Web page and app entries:
# # # # # # #
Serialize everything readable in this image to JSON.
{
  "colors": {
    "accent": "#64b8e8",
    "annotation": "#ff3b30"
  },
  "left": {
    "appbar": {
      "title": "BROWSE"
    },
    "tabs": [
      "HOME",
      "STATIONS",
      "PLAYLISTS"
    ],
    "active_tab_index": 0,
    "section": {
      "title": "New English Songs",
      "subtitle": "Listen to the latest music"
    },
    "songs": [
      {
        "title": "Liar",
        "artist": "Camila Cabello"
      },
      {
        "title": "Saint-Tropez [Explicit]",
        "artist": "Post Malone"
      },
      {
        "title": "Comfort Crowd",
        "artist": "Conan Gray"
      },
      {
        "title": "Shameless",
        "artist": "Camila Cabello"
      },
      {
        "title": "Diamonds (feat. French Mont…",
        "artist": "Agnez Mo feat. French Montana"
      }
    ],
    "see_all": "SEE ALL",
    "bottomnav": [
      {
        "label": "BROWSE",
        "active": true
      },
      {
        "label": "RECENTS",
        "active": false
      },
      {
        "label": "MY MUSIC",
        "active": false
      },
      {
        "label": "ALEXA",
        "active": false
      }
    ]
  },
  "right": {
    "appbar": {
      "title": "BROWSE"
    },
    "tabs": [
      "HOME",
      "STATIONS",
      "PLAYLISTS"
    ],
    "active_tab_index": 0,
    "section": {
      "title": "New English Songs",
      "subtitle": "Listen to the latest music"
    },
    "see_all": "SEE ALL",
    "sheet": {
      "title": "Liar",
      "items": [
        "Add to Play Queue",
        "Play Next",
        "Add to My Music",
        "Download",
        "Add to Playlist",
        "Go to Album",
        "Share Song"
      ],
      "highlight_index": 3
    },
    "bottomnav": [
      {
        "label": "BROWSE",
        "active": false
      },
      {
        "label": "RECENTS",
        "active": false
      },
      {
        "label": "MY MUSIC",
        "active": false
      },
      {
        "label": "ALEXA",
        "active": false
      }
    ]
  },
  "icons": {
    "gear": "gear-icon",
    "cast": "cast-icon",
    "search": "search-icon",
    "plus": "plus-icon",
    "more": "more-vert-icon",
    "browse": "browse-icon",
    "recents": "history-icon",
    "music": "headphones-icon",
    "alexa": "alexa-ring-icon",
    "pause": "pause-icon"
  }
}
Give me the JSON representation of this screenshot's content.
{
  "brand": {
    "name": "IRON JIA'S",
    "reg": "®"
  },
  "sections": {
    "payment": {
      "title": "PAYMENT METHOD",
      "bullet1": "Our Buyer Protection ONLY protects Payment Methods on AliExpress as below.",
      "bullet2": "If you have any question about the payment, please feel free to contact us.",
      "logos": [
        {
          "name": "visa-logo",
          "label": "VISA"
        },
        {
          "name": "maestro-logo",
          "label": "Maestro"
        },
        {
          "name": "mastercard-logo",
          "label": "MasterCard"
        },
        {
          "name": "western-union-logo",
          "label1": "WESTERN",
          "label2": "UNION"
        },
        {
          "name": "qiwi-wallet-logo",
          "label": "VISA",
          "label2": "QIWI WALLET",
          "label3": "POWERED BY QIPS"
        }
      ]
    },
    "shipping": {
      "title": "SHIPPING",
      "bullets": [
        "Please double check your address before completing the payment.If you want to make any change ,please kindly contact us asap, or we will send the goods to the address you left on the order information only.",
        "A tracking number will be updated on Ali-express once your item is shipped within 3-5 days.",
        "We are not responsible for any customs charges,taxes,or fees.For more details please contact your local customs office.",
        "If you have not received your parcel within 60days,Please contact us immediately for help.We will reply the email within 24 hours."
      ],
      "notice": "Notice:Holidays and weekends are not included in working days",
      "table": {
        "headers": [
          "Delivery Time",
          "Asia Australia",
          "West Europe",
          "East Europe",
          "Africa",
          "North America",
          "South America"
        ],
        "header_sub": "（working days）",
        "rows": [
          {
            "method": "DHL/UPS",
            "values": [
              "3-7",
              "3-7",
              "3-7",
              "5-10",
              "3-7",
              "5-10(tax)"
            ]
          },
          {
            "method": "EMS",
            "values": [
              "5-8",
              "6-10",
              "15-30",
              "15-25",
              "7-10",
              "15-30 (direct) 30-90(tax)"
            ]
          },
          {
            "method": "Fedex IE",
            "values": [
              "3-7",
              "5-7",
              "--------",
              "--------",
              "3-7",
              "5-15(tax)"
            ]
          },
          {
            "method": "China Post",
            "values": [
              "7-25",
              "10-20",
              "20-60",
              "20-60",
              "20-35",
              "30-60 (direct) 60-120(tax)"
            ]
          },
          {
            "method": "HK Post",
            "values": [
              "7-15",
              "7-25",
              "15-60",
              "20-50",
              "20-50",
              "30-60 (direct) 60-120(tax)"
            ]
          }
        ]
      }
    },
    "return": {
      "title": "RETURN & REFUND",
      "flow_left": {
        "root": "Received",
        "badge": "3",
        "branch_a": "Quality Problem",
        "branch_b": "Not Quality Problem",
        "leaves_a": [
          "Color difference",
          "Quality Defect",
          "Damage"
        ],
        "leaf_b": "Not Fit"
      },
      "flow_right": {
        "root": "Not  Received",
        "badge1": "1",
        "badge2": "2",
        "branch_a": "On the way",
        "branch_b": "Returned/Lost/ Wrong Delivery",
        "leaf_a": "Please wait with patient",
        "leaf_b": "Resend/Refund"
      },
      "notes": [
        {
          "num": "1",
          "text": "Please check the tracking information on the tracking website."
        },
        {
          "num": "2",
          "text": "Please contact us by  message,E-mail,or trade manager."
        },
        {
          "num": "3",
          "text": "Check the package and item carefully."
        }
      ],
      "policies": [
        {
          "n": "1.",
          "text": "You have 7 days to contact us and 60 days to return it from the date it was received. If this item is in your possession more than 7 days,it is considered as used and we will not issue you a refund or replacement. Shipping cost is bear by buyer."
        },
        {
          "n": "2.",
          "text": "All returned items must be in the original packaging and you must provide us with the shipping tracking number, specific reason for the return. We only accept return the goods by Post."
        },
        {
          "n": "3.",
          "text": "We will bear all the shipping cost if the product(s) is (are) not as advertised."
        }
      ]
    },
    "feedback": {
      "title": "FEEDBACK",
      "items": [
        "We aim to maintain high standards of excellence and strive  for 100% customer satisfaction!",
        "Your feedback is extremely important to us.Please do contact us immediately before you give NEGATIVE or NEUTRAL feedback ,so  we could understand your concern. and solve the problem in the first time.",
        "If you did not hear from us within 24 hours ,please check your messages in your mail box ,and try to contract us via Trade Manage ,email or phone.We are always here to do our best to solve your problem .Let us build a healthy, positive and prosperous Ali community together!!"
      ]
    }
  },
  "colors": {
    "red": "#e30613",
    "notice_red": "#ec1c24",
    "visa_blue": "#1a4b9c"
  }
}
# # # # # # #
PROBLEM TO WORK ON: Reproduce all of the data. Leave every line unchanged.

RESULT:
Serialize everything readable in this image to JSON.
{
  "colors": {
    "accent": "#64b8e8",
    "annotation": "#ff3b30"
  },
  "left": {
    "appbar": {
      "title": "BROWSE"
    },
    "tabs": [
      "HOME",
      "STATIONS",
      "PLAYLISTS"
    ],
    "active_tab_index": 0,
    "section": {
      "title": "New English Songs",
      "subtitle": "Listen to the latest music"
    },
    "songs": [
      {
        "title": "Liar",
        "artist": "Camila Cabello"
      },
      {
        "title": "Saint-Tropez [Explicit]",
        "artist": "Post Malone"
      },
      {
        "title": "Comfort Crowd",
        "artist": "Conan Gray"
      },
      {
        "title": "Shameless",
        "artist": "Camila Cabello"
      },
      {
        "title": "Diamonds (feat. French Mont…",
        "artist": "Agnez Mo feat. French Montana"
      }
    ],
    "see_all": "SEE ALL",
    "bottomnav": [
      {
        "label": "BROWSE",
        "active": true
      },
      {
        "label": "RECENTS",
        "active": false
      },
      {
        "label": "MY MUSIC",
        "active": false
      },
      {
        "label": "ALEXA",
        "active": false
      }
    ]
  },
  "right": {
    "appbar": {
      "title": "BROWSE"
    },
    "tabs": [
      "HOME",
      "STATIONS",
      "PLAYLISTS"
    ],
    "active_tab_index": 0,
    "section": {
      "title": "New English Songs",
      "subtitle": "Listen to the latest music"
    },
    "see_all": "SEE ALL",
    "sheet": {
      "title": "Liar",
      "items": [
        "Add to Play Queue",
        "Play Next",
        "Add to My Music",
        "Download",
        "Add to Playlist",
        "Go to Album",
        "Share Song"
      ],
      "highlight_index": 3
    },
    "bottomnav": [
      {
        "label": "BROWSE",
        "active": false
      },
      {
        "label": "RECENTS",
        "active": false
      },
      {
        "label": "MY MUSIC",
        "active": false
      },
      {
        "label": "ALEXA",
        "active": false
      }
    ]
  },
  "icons": {
    "gear": "gear-icon",
    "cast": "cast-icon",
    "search": "search-icon",
    "plus": "plus-icon",
    "more": "more-vert-icon",
    "browse": "browse-icon",
    "recents": "history-icon",
    "music": "headphones-icon",
    "alexa": "alexa-ring-icon",
    "pause": "pause-icon"
  }
}
Give me the JSON representation of this screenshot's content.
{
  "brand": {
    "name": "IRON JIA'S",
    "reg": "®"
  },
  "sections": {
    "payment": {
      "title": "PAYMENT METHOD",
      "bullet1": "Our Buyer Protection ONLY protects Payment Methods on AliExpress as below.",
      "bullet2": "If you have any question about the payment, please feel free to contact us.",
      "logos": [
        {
          "name": "visa-logo",
          "label": "VISA"
        },
        {
          "name": "maestro-logo",
          "label": "Maestro"
        },
        {
          "name": "mastercard-logo",
          "label": "MasterCard"
        },
        {
          "name": "western-union-logo",
          "label1": "WESTERN",
          "label2": "UNION"
        },
        {
          "name": "qiwi-wallet-logo",
          "label": "VISA",
          "label2": "QIWI WALLET",
          "label3": "POWERED BY QIPS"
        }
      ]
    },
    "shipping": {
      "title": "SHIPPING",
      "bullets": [
        "Please double check your address before completing the payment.If you want to make any change ,please kindly contact us asap, or we will send the goods to the address you left on the order information only.",
        "A tracking number will be updated on Ali-express once your item is shipped within 3-5 days.",
        "We are not responsible for any customs charges,taxes,or fees.For more details please contact your local customs office.",
        "If you have not received your parcel within 60days,Please contact us immediately for help.We will reply the email within 24 hours."
      ],
      "notice": "Notice:Holidays and weekends are not included in working days",
      "table": {
        "headers": [
          "Delivery Time",
          "Asia Australia",
          "West Europe",
          "East Europe",
          "Africa",
          "North America",
          "South America"
        ],
        "header_sub": "（working days）",
        "rows": [
          {
            "method": "DHL/UPS",
            "values": [
              "3-7",
              "3-7",
              "3-7",
              "5-10",
              "3-7",
              "5-10(tax)"
            ]
          },
          {
            "method": "EMS",
            "values": [
              "5-8",
              "6-10",
              "15-30",
              "15-25",
              "7-10",
              "15-30 (direct) 30-90(tax)"
            ]
          },
          {
            "method": "Fedex IE",
            "values": [
              "3-7",
              "5-7",
              "--------",
              "--------",
              "3-7",
              "5-15(tax)"
            ]
          },
          {
            "method": "China Post",
            "values": [
              "7-25",
              "10-20",
              "20-60",
              "20-60",
              "20-35",
              "30-60 (direct) 60-120(tax)"
            ]
          },
          {
            "method": "HK Post",
            "values": [
              "7-15",
              "7-25",
              "15-60",
              "20-50",
              "20-50",
              "30-60 (direct) 60-120(tax)"
            ]
          }
        ]
      }
    },
    "return": {
      "title": "RETURN & REFUND",
      "flow_left": {
        "root": "Received",
        "badge": "3",
        "branch_a": "Quality Problem",
        "branch_b": "Not Quality Problem",
        "leaves_a": [
          "Color difference",
          "Quality Defect",
          "Damage"
        ],
        "leaf_b": "Not Fit"
      },
      "flow_right": {
        "root": "Not  Received",
        "badge1": "1",
        "badge2": "2",
        "branch_a": "On the way",
        "branch_b": "Returned/Lost/ Wrong Delivery",
        "leaf_a": "Please wait with patient",
        "leaf_b": "Resend/Refund"
      },
      "notes": [
        {
          "num": "1",
          "text": "Please check the tracking information on the tracking website."
        },
        {
          "num": "2",
          "text": "Please contact us by  message,E-mail,or trade manager."
        },
        {
          "num": "3",
          "text": "Check the package and item carefully."
        }
      ],
      "policies": [
        {
          "n": "1.",
          "text": "You have 7 days to contact us and 60 days to return it from the date it was received. If this item is in your possession more than 7 days,it is considered as used and we will not issue you a refund or replacement. Shipping cost is bear by buyer."
        },
        {
          "n": "2.",
          "text": "All returned items must be in the original packaging and you must provide us with the shipping tracking number, specific reason for the return. We only accept return the goods by Post."
        },
        {
          "n": "3.",
          "text": "We will bear all the shipping cost if the product(s) is (are) not as advertised."
        }
      ]
    },
    "feedback": {
      "title": "FEEDBACK",
      "items": [
        "We aim to maintain high standards of excellence and strive  for 100% customer satisfaction!",
        "Your feedback is extremely important to us.Please do contact us immediately before you give NEGATIVE or NEUTRAL feedback ,so  we could understand your concern. and solve the problem in the first time.",
        "If you did not hear from us within 24 hours ,please check your messages in your mail box ,and try to contract us via Trade Manage ,email or phone.We are always here to do our best to solve your problem .Let us build a healthy, positive and prosperous Ali community together!!"
      ]
    }
  },
  "colors": {
    "red": "#e30613",
    "notice_red": "#ec1c24",
    "visa_blue": "#1a4b9c"
  }
}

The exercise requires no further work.